That was the last time we ran alongside each other.
But Mike had already ensured that I was running a better race than the first in the series. He generally manages to get the best out of me, so despite him pushing off, I was on my way to a good run. The fact that the second half of the route was easier than the first allowed me to soak in the environment around me.
“Incredible” does not do the scenery in the Paarl Rock Nature Reserve justice. Wide jeep track, interspersed with some single-track and large, imposing rock, creates an almost magical landscape for those of us lucky enough to run/walk/hike the route.

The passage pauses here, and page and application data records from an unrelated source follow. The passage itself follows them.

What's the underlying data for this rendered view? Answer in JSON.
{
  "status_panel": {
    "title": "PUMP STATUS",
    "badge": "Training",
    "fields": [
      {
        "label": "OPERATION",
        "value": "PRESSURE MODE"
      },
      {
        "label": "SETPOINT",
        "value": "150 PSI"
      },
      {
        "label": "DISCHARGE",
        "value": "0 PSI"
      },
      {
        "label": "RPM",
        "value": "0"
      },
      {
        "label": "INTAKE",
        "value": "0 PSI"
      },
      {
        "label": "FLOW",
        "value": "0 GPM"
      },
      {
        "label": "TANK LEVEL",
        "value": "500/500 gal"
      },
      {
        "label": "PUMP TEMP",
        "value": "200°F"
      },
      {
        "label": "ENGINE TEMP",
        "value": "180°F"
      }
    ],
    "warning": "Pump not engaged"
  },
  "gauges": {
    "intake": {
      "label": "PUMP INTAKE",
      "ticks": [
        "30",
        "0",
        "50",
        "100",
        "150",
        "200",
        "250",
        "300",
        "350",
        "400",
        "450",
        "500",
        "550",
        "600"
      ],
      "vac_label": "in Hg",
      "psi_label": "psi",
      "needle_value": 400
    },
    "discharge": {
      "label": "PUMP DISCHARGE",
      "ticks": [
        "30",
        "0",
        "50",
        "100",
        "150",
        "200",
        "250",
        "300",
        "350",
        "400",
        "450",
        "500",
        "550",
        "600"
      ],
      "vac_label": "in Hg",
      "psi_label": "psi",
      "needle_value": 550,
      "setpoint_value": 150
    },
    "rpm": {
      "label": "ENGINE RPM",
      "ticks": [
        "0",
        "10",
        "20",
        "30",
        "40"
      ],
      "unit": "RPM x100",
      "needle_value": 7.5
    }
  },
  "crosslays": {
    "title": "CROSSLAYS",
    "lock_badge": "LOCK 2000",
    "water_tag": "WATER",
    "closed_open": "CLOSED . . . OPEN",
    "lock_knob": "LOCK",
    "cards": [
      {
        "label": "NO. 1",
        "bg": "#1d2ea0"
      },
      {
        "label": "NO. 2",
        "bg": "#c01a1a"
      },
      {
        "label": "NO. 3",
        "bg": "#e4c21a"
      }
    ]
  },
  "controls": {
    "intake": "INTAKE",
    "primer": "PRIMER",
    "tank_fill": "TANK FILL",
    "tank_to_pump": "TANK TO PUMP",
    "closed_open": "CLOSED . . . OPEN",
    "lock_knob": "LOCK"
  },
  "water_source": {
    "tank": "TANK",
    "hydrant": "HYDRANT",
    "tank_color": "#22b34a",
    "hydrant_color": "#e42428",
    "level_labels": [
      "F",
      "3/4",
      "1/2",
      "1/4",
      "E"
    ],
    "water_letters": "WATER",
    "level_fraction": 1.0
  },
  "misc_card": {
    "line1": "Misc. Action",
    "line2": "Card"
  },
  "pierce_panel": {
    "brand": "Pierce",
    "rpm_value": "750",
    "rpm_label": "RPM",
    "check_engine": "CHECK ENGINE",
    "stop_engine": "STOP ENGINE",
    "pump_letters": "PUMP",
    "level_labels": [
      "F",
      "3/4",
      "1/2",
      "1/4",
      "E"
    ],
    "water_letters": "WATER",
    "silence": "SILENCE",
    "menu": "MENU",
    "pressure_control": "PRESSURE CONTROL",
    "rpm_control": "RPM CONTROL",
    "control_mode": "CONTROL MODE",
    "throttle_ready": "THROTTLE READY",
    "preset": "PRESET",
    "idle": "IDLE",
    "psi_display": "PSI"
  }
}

Winding your way down the jeep track, you are rewarded with the back-side of Paarl Rock, a sight that immediately lifts you for the remainder of the run, and fortunately it comes before what race director Owen Middleton describes as the “stairway to heaven” – a stairway that winds its way up to the top of the mountain and sets up the final descent of the race.
It’s a sting in the tail, coming shortly after the 10km mark, and while I started by running up the steps, by the time I was half-way up, I was shambling forward, my ragged breath thick in my ears…
The final 3.5km, of course, were just reward and flew by as I found some gas in the tank. I surged across the line to find Mike waiting with a grin on his face. We both agreed that in the final race – in Kleinmond in two weeks time – we needed to go out harder… and perhaps arrive a little earlier.
For more information on the Cape Winter Trail Series (and the Gauteng Series) and how to enter visit www.trailseries.co.za
Follow Rob Peters on Twitter HERE